Angiogenesis is a complex process consisting of the proliferation, migration and differentiation of endothelial cells, and it is essential for the progression of malignant solid tumors. In this report, we examine the effects of disintegrins (e.g. rhodostomin and accutin) and glycoprotein-lb-binding proteins (e.g. agkistin) on each step in angiogenesis using in vitro and in vivo models.
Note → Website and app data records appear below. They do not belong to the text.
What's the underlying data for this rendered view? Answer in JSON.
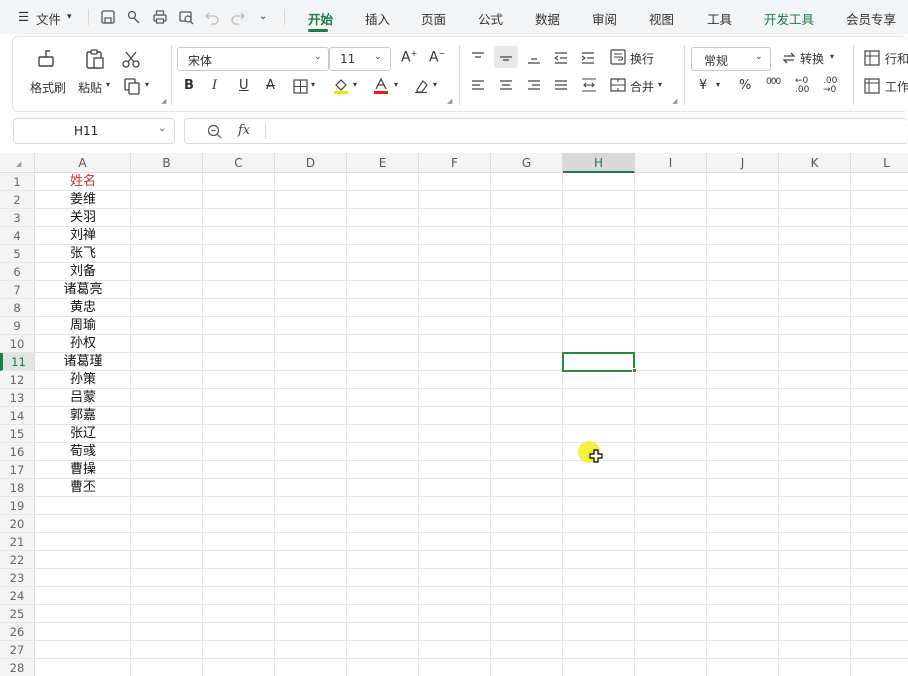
{
  "menu": {
    "file_label": "文件",
    "tabs": [
      {
        "label": "开始",
        "active": true
      },
      {
        "label": "插入"
      },
      {
        "label": "页面"
      },
      {
        "label": "公式"
      },
      {
        "label": "数据"
      },
      {
        "label": "审阅"
      },
      {
        "label": "视图"
      },
      {
        "label": "工具"
      },
      {
        "label": "开发工具",
        "highlight": true
      },
      {
        "label": "会员专享"
      }
    ]
  },
  "ribbon": {
    "format_painter": "格式刷",
    "paste": "粘贴",
    "font_name": "宋体",
    "font_size": "11",
    "wrap": "换行",
    "merge": "合并",
    "number_format": "常规",
    "convert": "转换",
    "rows_cols": "行和",
    "worksheet": "工作",
    "bold": "B",
    "italic": "I",
    "underline": "U",
    "strike": "A",
    "yen": "¥",
    "percent": "%",
    "thousands": "000"
  },
  "formula_bar": {
    "name_box": "H11",
    "fx": "fx",
    "formula": ""
  },
  "sheet": {
    "columns": [
      "A",
      "B",
      "C",
      "D",
      "E",
      "F",
      "G",
      "H",
      "I",
      "J",
      "K",
      "L"
    ],
    "selected_column": "H",
    "selected_row": 11,
    "rows": [
      1,
      2,
      3,
      4,
      5,
      6,
      7,
      8,
      9,
      10,
      11,
      12,
      13,
      14,
      15,
      16,
      17,
      18,
      19,
      20,
      21,
      22,
      23,
      24,
      25,
      26,
      27,
      28
    ],
    "column_a": [
      "姓名",
      "姜维",
      "关羽",
      "刘禅",
      "张飞",
      "刘备",
      "诸葛亮",
      "黄忠",
      "周瑜",
      "孙权",
      "诸葛瑾",
      "孙策",
      "吕蒙",
      "郭嘉",
      "张辽",
      "荀彧",
      "曹操",
      "曹丕"
    ],
    "header_color": "#c0392b",
    "accent_color": "#1f7a4a"
  }
}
Rhodostomin (but not agkistin) inhibited the viability of human umbilical vein endothelial cells (HUVECs) and capillary tube formation of HUVECs. Rhodostomin also inhibited HUVEC migration and invasion evoked by basic fibroblast growth factor (bFGF). In in vivo studies, rhodostomin inhibited bFGF-, but not vascular-endothelial-growth-factor (VEGF)- associated angiogenesis in chick chorioallantoic membrane model, blocked both bFGF and B16F10 melanoma cell-induced neovascularization, and suppressed the growth of subcutaneously inoculated B16F10 solid tumor, leading to a prolonged survival of the C57BL/6 mice treated with rhodostomin. The antiangiogenic effects of rhodostomin on bFGF-treated HUVECs may be mainly related to the blockade of the interaction of endothelial alpha(v)beta(3) and extracellular matrix.
Copyright 2002 S. Karger AG, Basel